This Article is From Jan 15, 2024

Man Who Slapped IndiGo Pilot Was Sitting In Plane For Several Hours

In a lengthy post on X, Aviation Minister Jyotiraditya Scindia said the "unprecedented fog" had led to, at times, "zero visibility" and this forced authorities to briefly shut down ops at the Delhi airport.

Man Who Slapped IndiGo Pilot Was Sitting In Plane For Several Hours
New Delhi:

The IndiGo passenger who slapped the captain of a Delhi-Goa flight may have been sitting in the plane, with his 100-odd co-passenger, for nearly 10 hours, waiting for the Airbus A20 to take off, sources told NDTV Monday afternoon. The passenger - identified as Sahil Kataria - reportedly ran up from his seat in the last row to slap co-captain Anup Kumar as he was announcing a further delay.

The incident took place on IndiGo's 6E2175 service from Delhi's Indira Gandhi International Airport to Dabolim in Goa. The plane was scheduled to take off at 7.40 am but, according to flight tracking website FlightAware, only departed at 5.33 pm, after prolonged delays to bad weather included heavy fog limiting visibility, and an enforced change of crew due to flight duty time limitations.

The disturbing video of the assault - widely shared online - also shows IndiGo crew rushing to help Mr Kumar, and members of the cabin crew hysterically remonstrating with Mr Kataria, telling him (in Hindi), "You can't do this... you can't do this!". To this he responded, "Why can't I do this? Why can't I?"

READ | Video: IndiGo Flier Hits Pilot After 13-Hour Flight Delay, Case Filed

Dragged away by a fellow flier, Mr Kataria faces a case filed by the airline and the flight captain, and is now in the custody of Delhi Police. He could also be put on the dreaded 'no-fly' list, sources said.

IndiGo Flight 6E2175 Delay

Sources said passengers were boarded at 7 am for the 7.40 am departure.

Take-off was then pushed back twice - first by nearly three hours to 10.30 am then by a further two hours to 12.30 pm. A further two hours after that - at 2.30 pm - the plane's doors were closed.

READ | Flight Delay, Long Wait: Why Did IndiGo Passenger Attack Pilot On Plane

This is significant because commercial aviation protocols state that departure slots will only be assigned once the plane's doors are shut, and the sooner they are locked the quicker each plane will be allowed to depart. This is why airlines sometimes board earlier than indicated on their schedules.

Also, according to aviation protocols, once a plane's doors are shut the passengers may not leave the flight. There are multiple reasons for this, including security. Passengers who disembark will go back into the terminal and must pass baggage checks a second time, which will create more delays.

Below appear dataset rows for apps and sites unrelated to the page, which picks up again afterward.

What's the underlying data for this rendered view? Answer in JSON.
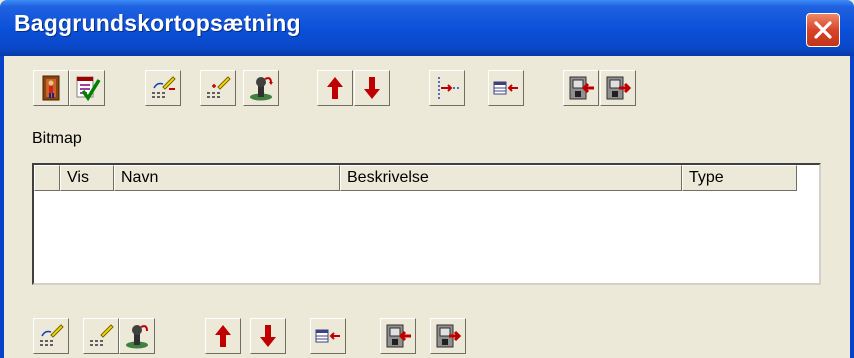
{
  "window": {
    "title": "Baggrundskortopsætning",
    "close_label": "×"
  },
  "toolbar_top": {
    "buttons": [
      {
        "id": "exit",
        "icon": "exit-door-icon"
      },
      {
        "id": "confirm",
        "icon": "checklist-check-icon"
      },
      {
        "id": "edit-grid",
        "icon": "edit-grid-icon"
      },
      {
        "id": "new-grid",
        "icon": "new-grid-icon"
      },
      {
        "id": "joystick-undo",
        "icon": "joystick-undo-icon"
      },
      {
        "id": "move-up",
        "icon": "arrow-up-icon"
      },
      {
        "id": "move-down",
        "icon": "arrow-down-icon"
      },
      {
        "id": "insert-level",
        "icon": "insert-level-icon"
      },
      {
        "id": "insert-column",
        "icon": "insert-column-icon"
      },
      {
        "id": "import",
        "icon": "import-icon"
      },
      {
        "id": "export",
        "icon": "export-icon"
      }
    ]
  },
  "section": {
    "label": "Bitmap"
  },
  "table": {
    "columns": [
      "",
      "Vis",
      "Navn",
      "Beskrivelse",
      "Type"
    ],
    "rows": []
  },
  "toolbar_bottom": {
    "buttons": [
      {
        "id": "edit-grid",
        "icon": "edit-grid-icon"
      },
      {
        "id": "new-grid",
        "icon": "new-grid-icon"
      },
      {
        "id": "joystick-undo",
        "icon": "joystick-undo-icon"
      },
      {
        "id": "move-up",
        "icon": "arrow-up-icon"
      },
      {
        "id": "move-down",
        "icon": "arrow-down-icon"
      },
      {
        "id": "insert-column",
        "icon": "insert-column-icon"
      },
      {
        "id": "import",
        "icon": "import-icon"
      },
      {
        "id": "export",
        "icon": "export-icon"
      }
    ]
  },
  "colors": {
    "titlebar": "#0a4fd8",
    "face": "#ece9d8",
    "close": "#d8452a",
    "arrow": "#c00000"
  }
}
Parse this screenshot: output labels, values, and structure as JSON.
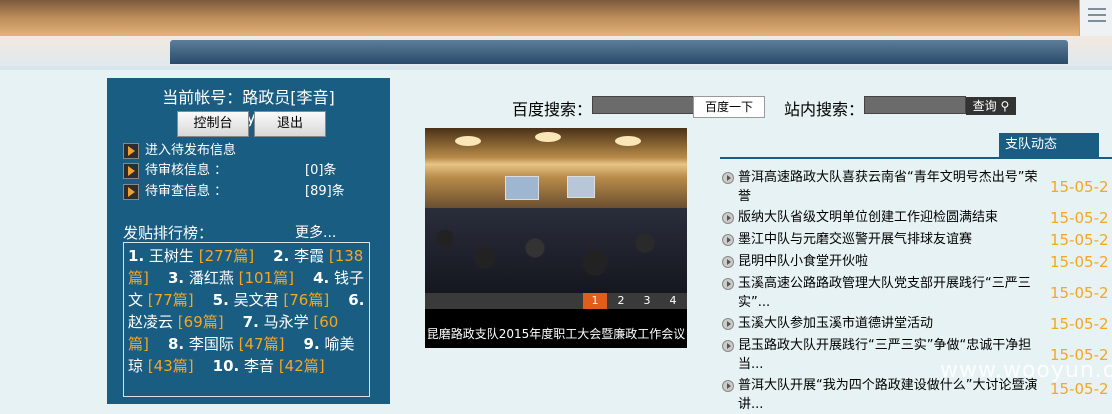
{
  "account": {
    "text": "当前帐号：路政员[李音][kmgs/yxddly]"
  },
  "buttons": {
    "console": "控制台",
    "logout": "退出"
  },
  "info": [
    {
      "label": "进入待发布信息",
      "value": ""
    },
    {
      "label": "待审核信息 ：",
      "value": "[0]条"
    },
    {
      "label": "待审查信息 ：",
      "value": "[89]条"
    }
  ],
  "ranking": {
    "title": "发贴排行榜：",
    "more": "更多...",
    "items": [
      {
        "num": "1",
        "name": "王树生",
        "count": "[277篇]"
      },
      {
        "num": "2",
        "name": "李霞",
        "count": "[138篇]"
      },
      {
        "num": "3",
        "name": "潘红燕",
        "count": "[101篇]"
      },
      {
        "num": "4",
        "name": "钱子文",
        "count": "[77篇]"
      },
      {
        "num": "5",
        "name": "吴文君",
        "count": "[76篇]"
      },
      {
        "num": "6",
        "name": "赵凌云",
        "count": "[69篇]"
      },
      {
        "num": "7",
        "name": "马永学",
        "count": "[60篇]"
      },
      {
        "num": "8",
        "name": "李国际",
        "count": "[47篇]"
      },
      {
        "num": "9",
        "name": "喻美琼",
        "count": "[43篇]"
      },
      {
        "num": "10",
        "name": "李音",
        "count": "[42篇]"
      }
    ]
  },
  "search": {
    "baidu_label": "百度搜索：",
    "baidu_button": "百度一下",
    "site_label": "站内搜索：",
    "site_button": "查询"
  },
  "slideshow": {
    "pages": [
      "1",
      "2",
      "3",
      "4"
    ],
    "active": "1",
    "caption": "昆磨路政支队2015年度职工大会暨廉政工作会议"
  },
  "news": {
    "tab": "支队动态",
    "items": [
      {
        "title": "普洱高速路政大队喜获云南省“青年文明号杰出号”荣誉",
        "date": "15-05-2"
      },
      {
        "title": "版纳大队省级文明单位创建工作迎检圆满结束",
        "date": "15-05-2"
      },
      {
        "title": "墨江中队与元磨交巡警开展气排球友谊赛",
        "date": "15-05-2"
      },
      {
        "title": "昆明中队小食堂开伙啦",
        "date": "15-05-2"
      },
      {
        "title": "玉溪高速公路路政管理大队党支部开展践行“三严三实”...",
        "date": "15-05-2"
      },
      {
        "title": "玉溪大队参加玉溪市道德讲堂活动",
        "date": "15-05-2"
      },
      {
        "title": "昆玉路政大队开展践行“三严三实”争做“忠诚干净担当...",
        "date": "15-05-2"
      },
      {
        "title": "普洱大队开展“我为四个路政建设做什么”大讨论暨演讲...",
        "date": "15-05-2"
      }
    ]
  },
  "watermark": "www.wooyun.org"
}
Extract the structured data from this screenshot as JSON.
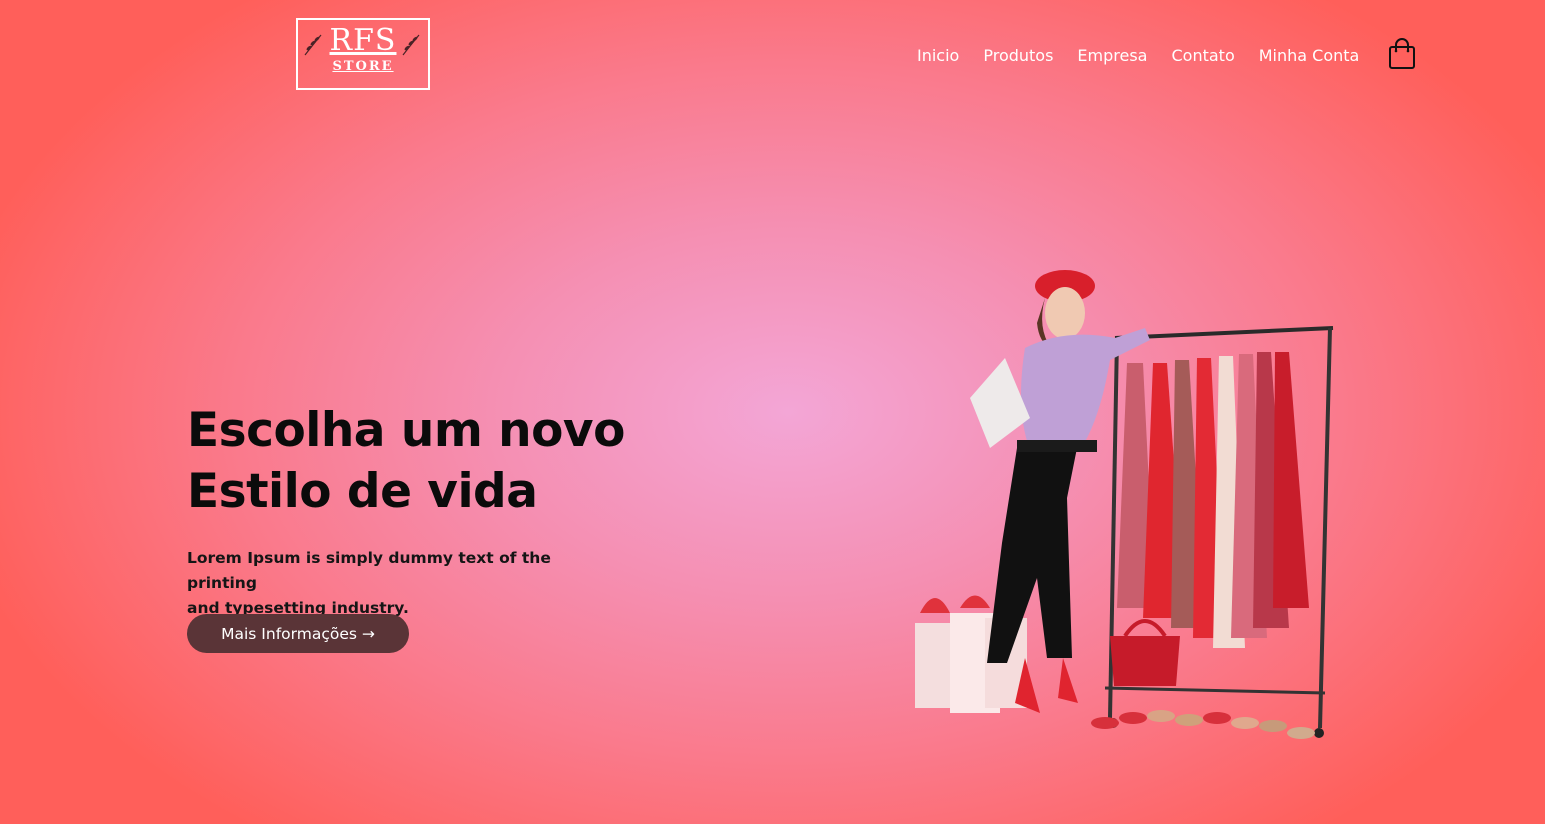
{
  "brand": {
    "logo_main": "RFS",
    "logo_sub": "STORE"
  },
  "nav": {
    "items": [
      "Inicio",
      "Produtos",
      "Empresa",
      "Contato",
      "Minha Conta"
    ]
  },
  "cart": {
    "icon": "shopping-bag-icon"
  },
  "hero": {
    "title_line1": "Escolha um novo",
    "title_line2": "Estilo de vida",
    "text_line1": "Lorem Ipsum is simply dummy text of the printing",
    "text_line2": "and typesetting industry.",
    "cta_label": "Mais Informações →"
  },
  "colors": {
    "cta_bg": "#5a3437",
    "accent_red": "#d81f2b",
    "text_dark": "#0b0b0b"
  }
}
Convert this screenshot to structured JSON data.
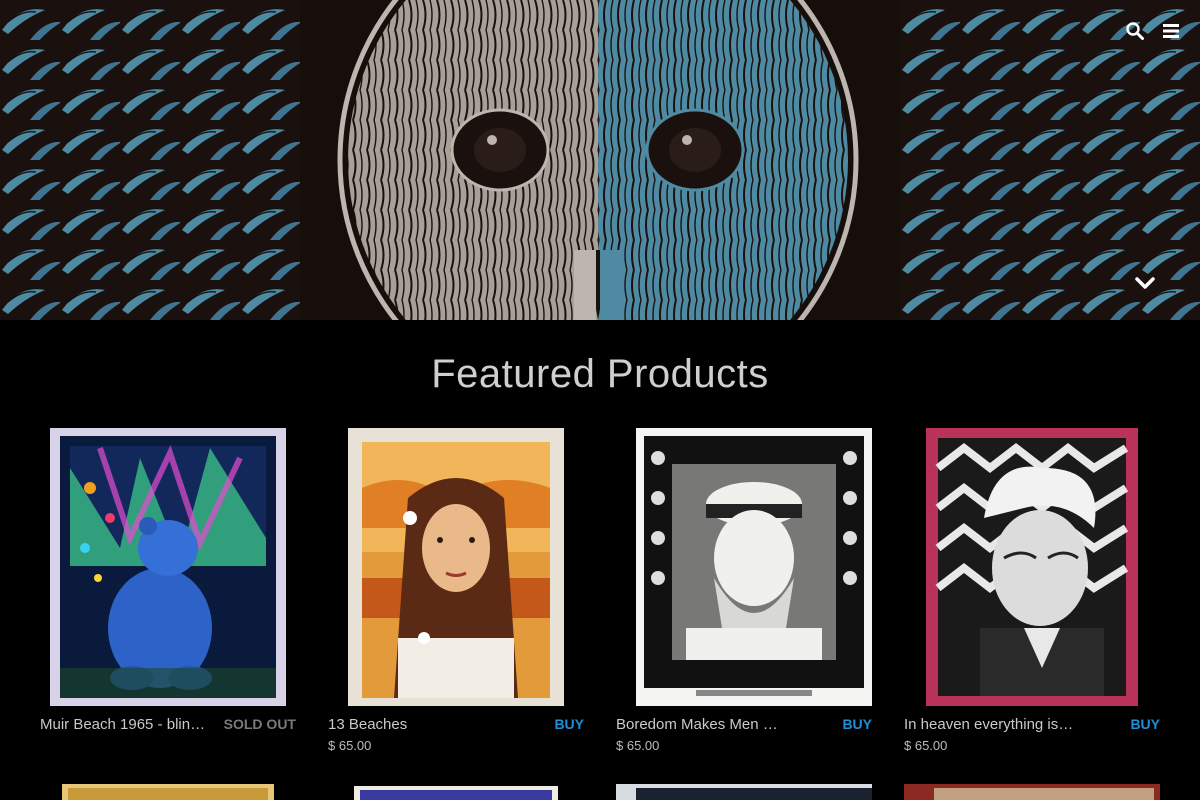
{
  "header": {
    "search_icon": "search-icon",
    "menu_icon": "hamburger-menu-icon",
    "scroll_icon": "chevron-down-icon"
  },
  "hero": {
    "colors": {
      "background": "#1a110e",
      "feather_blue": "#4f8aa3",
      "feather_grey": "#bdb6ae"
    }
  },
  "featured": {
    "title": "Featured Products",
    "products": [
      {
        "name": "Muir Beach 1965 - blin…",
        "action": "SOLD OUT",
        "price": ""
      },
      {
        "name": "13 Beaches",
        "action": "BUY",
        "price": "$ 65.00"
      },
      {
        "name": "Boredom Makes Men …",
        "action": "BUY",
        "price": "$ 65.00"
      },
      {
        "name": "In heaven everything is …",
        "action": "BUY",
        "price": "$ 65.00"
      }
    ]
  },
  "colors": {
    "buy": "#1e8fd6",
    "sold_out": "#7a7a7a",
    "background": "#000000"
  }
}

READ | Dense Fog, Low Visibility In Delhi Impact IndiGo Flight Operations

Therefore, once the doors on 6E2175 were shut, the more than 150 passengers on board had no choice but to sit in their seats and wait for a departure slot that may or may not be assigned quickly.

In this case, it was not and the earlier delays - caused at least partly by bad weather - triggered a further delay since a new crew had to be assigned to the plane. According to FDTL norms, or flight duty time limitation, cabin and flight crews can only work a fixed number of hours at a time.

Anup Kumar, the captain attacked by Sahil Kataria, was part of the replacement crew.

READ | Angry Flier Who Hit IndiGo Pilot Apologised, Then This Happened

Unfortunately for pax on 6E2175, the change in crew was not a good omen; Mr Kumar was announcing another delay in departure when he was charged down and assaulted.

After being restrained, Mr Kataria was handed over to Delhi Police. To do this, the plane had to re-open the door and this caused yet another delay as the flight was bumped down the departure list.

Eventually 6E2175 took off at 5.33 pm, according to FlightAware.

Centre Blames Fog

Aviation Minister Jyotiraditya Scindia has issued a statement on Sunday's plane delays.

READ | "Unprecedented Fog In Delhi": Aviation Minister J Scindia On Airport Chaos

In a lengthy post on X, Mr Scindia said the "unprecedented fog" had led to, at times, "zero visibility" and this had forced authorities to shut down operations on the Delhi airport's runways.

At least one other flight - an Air India service to Vienna in Austria - experienced similar problems after passengers were kept inside the plane for several hours.

With input from agencies

NDTV is now available on WhatsApp channels. Click on the link to get all the latest updates from NDTV on your chat.